__Exercise objective__: Set down a faithful copy of every record, and skip the pictures in it.
[[ Information provided, beginning ]]
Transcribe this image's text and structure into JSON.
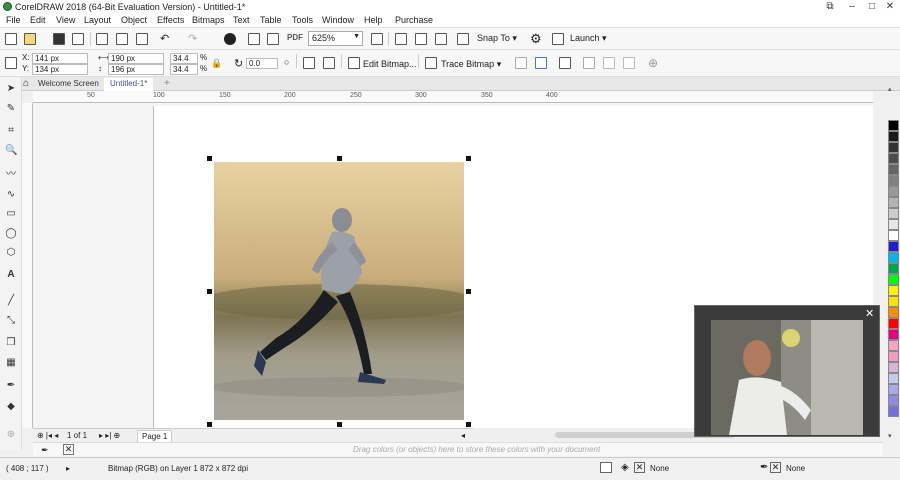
{
  "window": {
    "title": "CorelDRAW 2018 (64-Bit Evaluation Version) - Untitled-1*"
  },
  "menu": [
    "File",
    "Edit",
    "View",
    "Layout",
    "Object",
    "Effects",
    "Bitmaps",
    "Text",
    "Table",
    "Tools",
    "Window",
    "Help",
    "Purchase"
  ],
  "toolbar": {
    "zoom_value": "625%",
    "snap_label": "Snap To",
    "launch_label": "Launch",
    "pdf_label": "PDF"
  },
  "property_bar": {
    "x_value": "141 px",
    "y_value": "134 px",
    "width_value": "190 px",
    "height_value": "196 px",
    "scale_w": "34.4",
    "scale_h": "34.4",
    "pct": "%",
    "rotation_value": "0.0",
    "edit_bitmap_label": "Edit Bitmap...",
    "trace_bitmap_label": "Trace Bitmap"
  },
  "tabs": {
    "welcome": "Welcome Screen",
    "document": "Untitled-1*"
  },
  "ruler_h_labels": [
    "50",
    "100",
    "150",
    "200",
    "250",
    "300",
    "350",
    "400"
  ],
  "page_nav": {
    "counter": "1 of 1",
    "page_label": "Page 1"
  },
  "palette_hint": "Drag colors (or objects) here to store these colors with your document",
  "palette_colors": [
    "#000000",
    "#1a1a1a",
    "#333333",
    "#4d4d4d",
    "#666666",
    "#808080",
    "#999999",
    "#b3b3b3",
    "#cccccc",
    "#e6e6e6",
    "#ffffff",
    "#1e1ed2",
    "#00b5ef",
    "#00a651",
    "#00ff00",
    "#fff200",
    "#ffe100",
    "#ff8c00",
    "#ff0000",
    "#e6007e",
    "#f9a3c5",
    "#f49ac1",
    "#d6b5d6",
    "#c7c7f2",
    "#a9a9f0",
    "#8c8ce8",
    "#7070e0"
  ],
  "status": {
    "coords": "( 408 ; 117 )",
    "object_info": "Bitmap (RGB) on Layer 1 872 x 872 dpi",
    "fill_value": "None",
    "outline_value": "None"
  },
  "icons": [
    "app-logo-icon",
    "new-icon",
    "open-icon",
    "save-icon",
    "print-icon",
    "undo-icon",
    "redo-icon",
    "zoom-fit-icon",
    "settings-gear-icon",
    "pick-tool-icon",
    "shape-tool-icon",
    "crop-tool-icon",
    "zoom-tool-icon",
    "text-tool-icon",
    "fill-tool-icon",
    "close-icon"
  ]
}
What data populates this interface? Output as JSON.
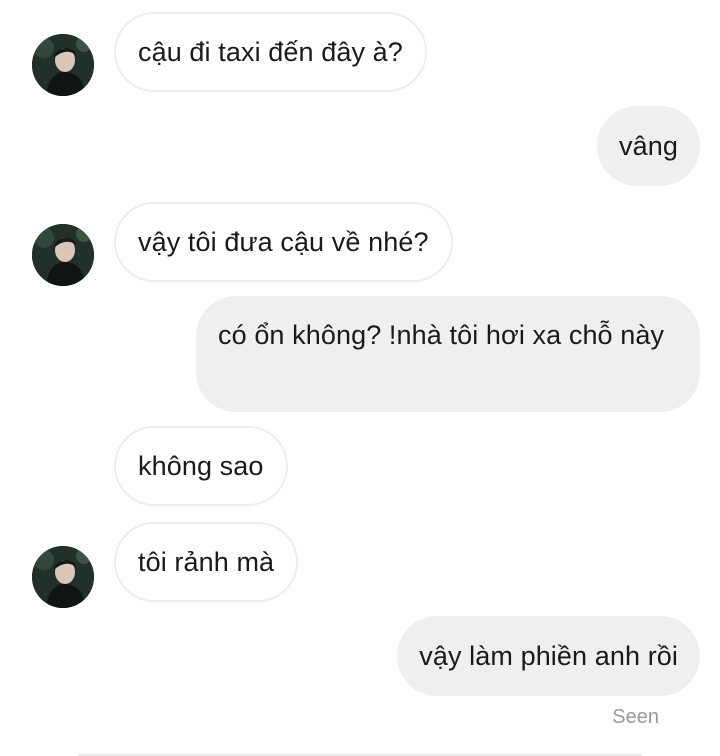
{
  "messages": [
    {
      "side": "in",
      "text": "cậu đi taxi đến đây à?"
    },
    {
      "side": "out",
      "text": "vâng"
    },
    {
      "side": "in",
      "text": "vậy tôi đưa cậu về nhé?"
    },
    {
      "side": "out",
      "text": "có ổn không? !nhà tôi hơi xa chỗ này"
    },
    {
      "side": "in",
      "text": "không sao"
    },
    {
      "side": "in",
      "text": "tôi rảnh mà"
    },
    {
      "side": "out",
      "text": "vậy làm phiền anh rồi"
    }
  ],
  "status": {
    "seen": "Seen"
  },
  "avatar": {
    "icon": "profile-photo"
  }
}
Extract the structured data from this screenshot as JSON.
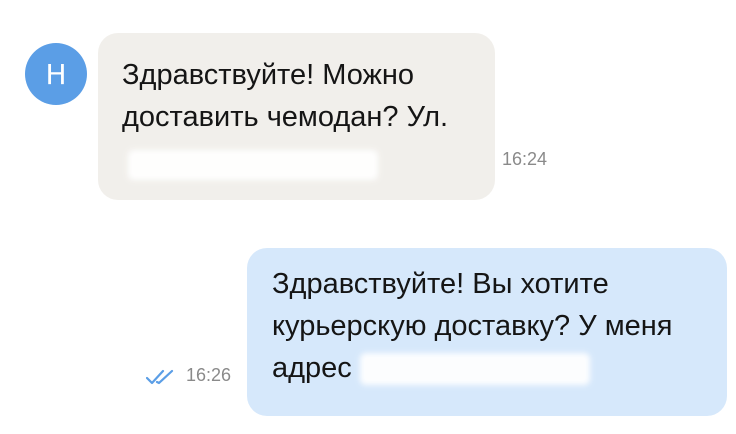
{
  "incoming": {
    "avatar_letter": "H",
    "lines": [
      "Здравствуйте! Можно",
      "доставить чемодан? Ул."
    ],
    "time": "16:24"
  },
  "outgoing": {
    "lines": [
      "Здравствуйте! Вы хотите",
      "курьерскую доставку? У меня",
      "адрес"
    ],
    "time": "16:26",
    "status_icon": "double-check-icon",
    "status_color": "#5b9ee6"
  },
  "colors": {
    "avatar": "#5b9ee6",
    "incoming_bubble": "#f1efeb",
    "outgoing_bubble": "#d6e8fb"
  }
}
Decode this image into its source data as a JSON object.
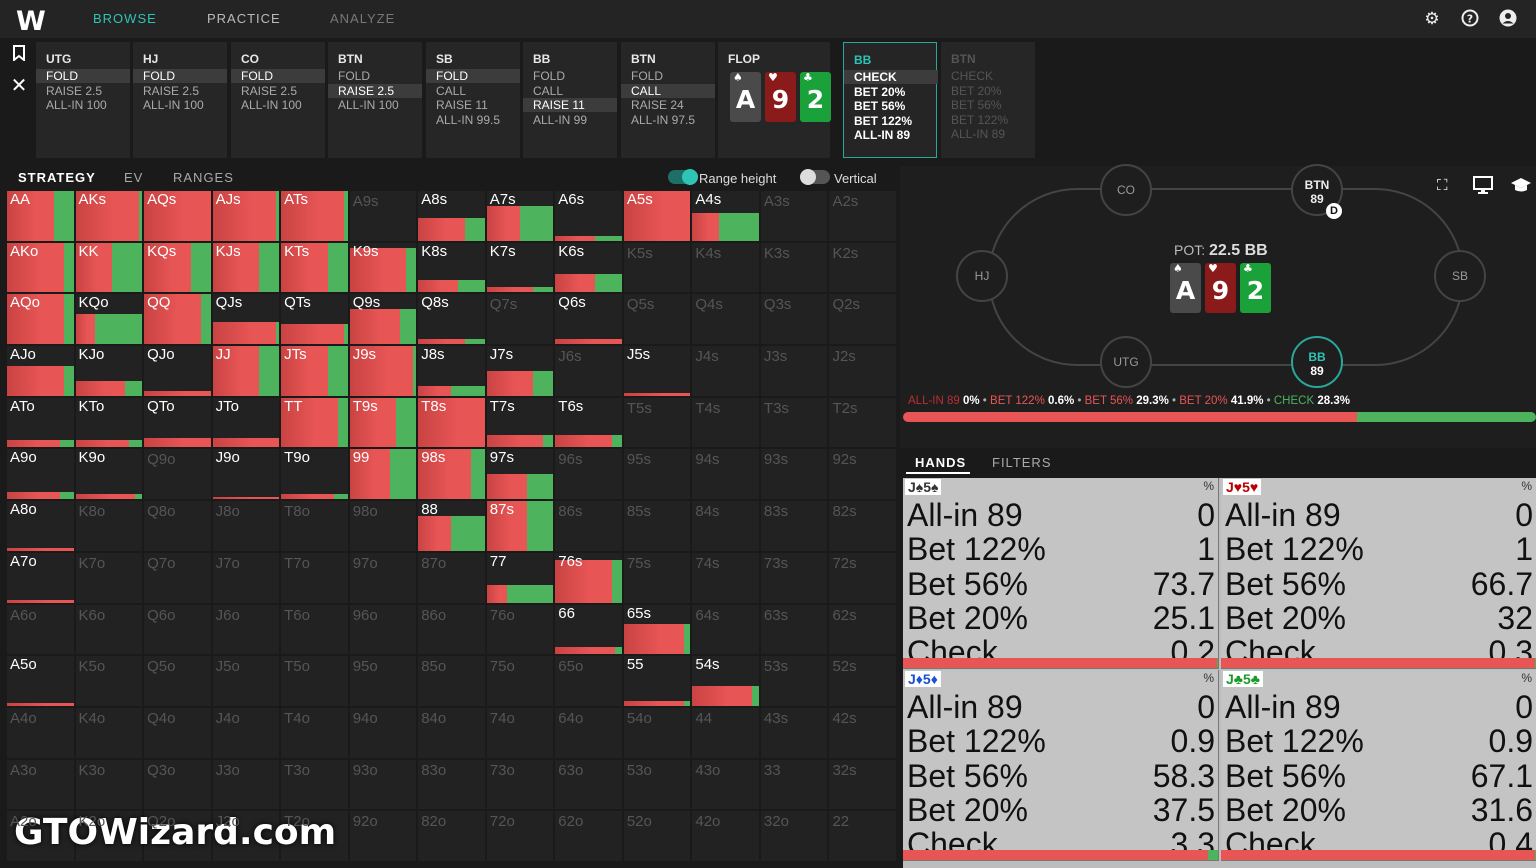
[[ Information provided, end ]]
__Answer section__:
Transcribe this image's text and structure into JSON.
{
  "window": {
    "title": "CorelDRAW 2018 (64-Bit Evaluation Version) - Untitled-1*"
  },
  "menu": [
    "File",
    "Edit",
    "View",
    "Layout",
    "Object",
    "Effects",
    "Bitmaps",
    "Text",
    "Table",
    "Tools",
    "Window",
    "Help",
    "Purchase"
  ],
  "toolbar": {
    "zoom_value": "625%",
    "snap_label": "Snap To",
    "launch_label": "Launch",
    "pdf_label": "PDF"
  },
  "property_bar": {
    "x_value": "141 px",
    "y_value": "134 px",
    "width_value": "190 px",
    "height_value": "196 px",
    "scale_w": "34.4",
    "scale_h": "34.4",
    "pct": "%",
    "rotation_value": "0.0",
    "edit_bitmap_label": "Edit Bitmap...",
    "trace_bitmap_label": "Trace Bitmap"
  },
  "tabs": {
    "welcome": "Welcome Screen",
    "document": "Untitled-1*"
  },
  "ruler_h_labels": [
    "50",
    "100",
    "150",
    "200",
    "250",
    "300",
    "350",
    "400"
  ],
  "page_nav": {
    "counter": "1 of 1",
    "page_label": "Page 1"
  },
  "palette_hint": "Drag colors (or objects) here to store these colors with your document",
  "palette_colors": [
    "#000000",
    "#1a1a1a",
    "#333333",
    "#4d4d4d",
    "#666666",
    "#808080",
    "#999999",
    "#b3b3b3",
    "#cccccc",
    "#e6e6e6",
    "#ffffff",
    "#1e1ed2",
    "#00b5ef",
    "#00a651",
    "#00ff00",
    "#fff200",
    "#ffe100",
    "#ff8c00",
    "#ff0000",
    "#e6007e",
    "#f9a3c5",
    "#f49ac1",
    "#d6b5d6",
    "#c7c7f2",
    "#a9a9f0",
    "#8c8ce8",
    "#7070e0"
  ],
  "status": {
    "coords": "( 408 ; 117 )",
    "object_info": "Bitmap (RGB) on Layer 1 872 x 872 dpi",
    "fill_value": "None",
    "outline_value": "None"
  },
  "icons": [
    "app-logo-icon",
    "new-icon",
    "open-icon",
    "save-icon",
    "print-icon",
    "undo-icon",
    "redo-icon",
    "zoom-fit-icon",
    "settings-gear-icon",
    "pick-tool-icon",
    "shape-tool-icon",
    "crop-tool-icon",
    "zoom-tool-icon",
    "text-tool-icon",
    "fill-tool-icon",
    "close-icon"
  ]
}
What data populates this interface? Output as JSON.
{
  "messages": [
    {
      "side": "in",
      "text": "cậu đi taxi đến đây à?"
    },
    {
      "side": "out",
      "text": "vâng"
    },
    {
      "side": "in",
      "text": "vậy tôi đưa cậu về nhé?"
    },
    {
      "side": "out",
      "text": "có ổn không? !nhà tôi hơi xa chỗ này"
    },
    {
      "side": "in",
      "text": "không sao"
    },
    {
      "side": "in",
      "text": "tôi rảnh mà"
    },
    {
      "side": "out",
      "text": "vậy làm phiền anh rồi"
    }
  ],
  "status": {
    "seen": "Seen"
  },
  "avatar": {
    "icon": "profile-photo"
  }
}
Extract the structured data from this screenshot as JSON.
{
  "incoming": {
    "avatar_letter": "H",
    "lines": [
      "Здравствуйте! Можно",
      "доставить чемодан? Ул."
    ],
    "time": "16:24"
  },
  "outgoing": {
    "lines": [
      "Здравствуйте! Вы хотите",
      "курьерскую доставку? У меня",
      "адрес"
    ],
    "time": "16:26",
    "status_icon": "double-check-icon",
    "status_color": "#5b9ee6"
  },
  "colors": {
    "avatar": "#5b9ee6",
    "incoming_bubble": "#f1efeb",
    "outgoing_bubble": "#d6e8fb"
  }
}
Decode this image into its source data as a JSON object.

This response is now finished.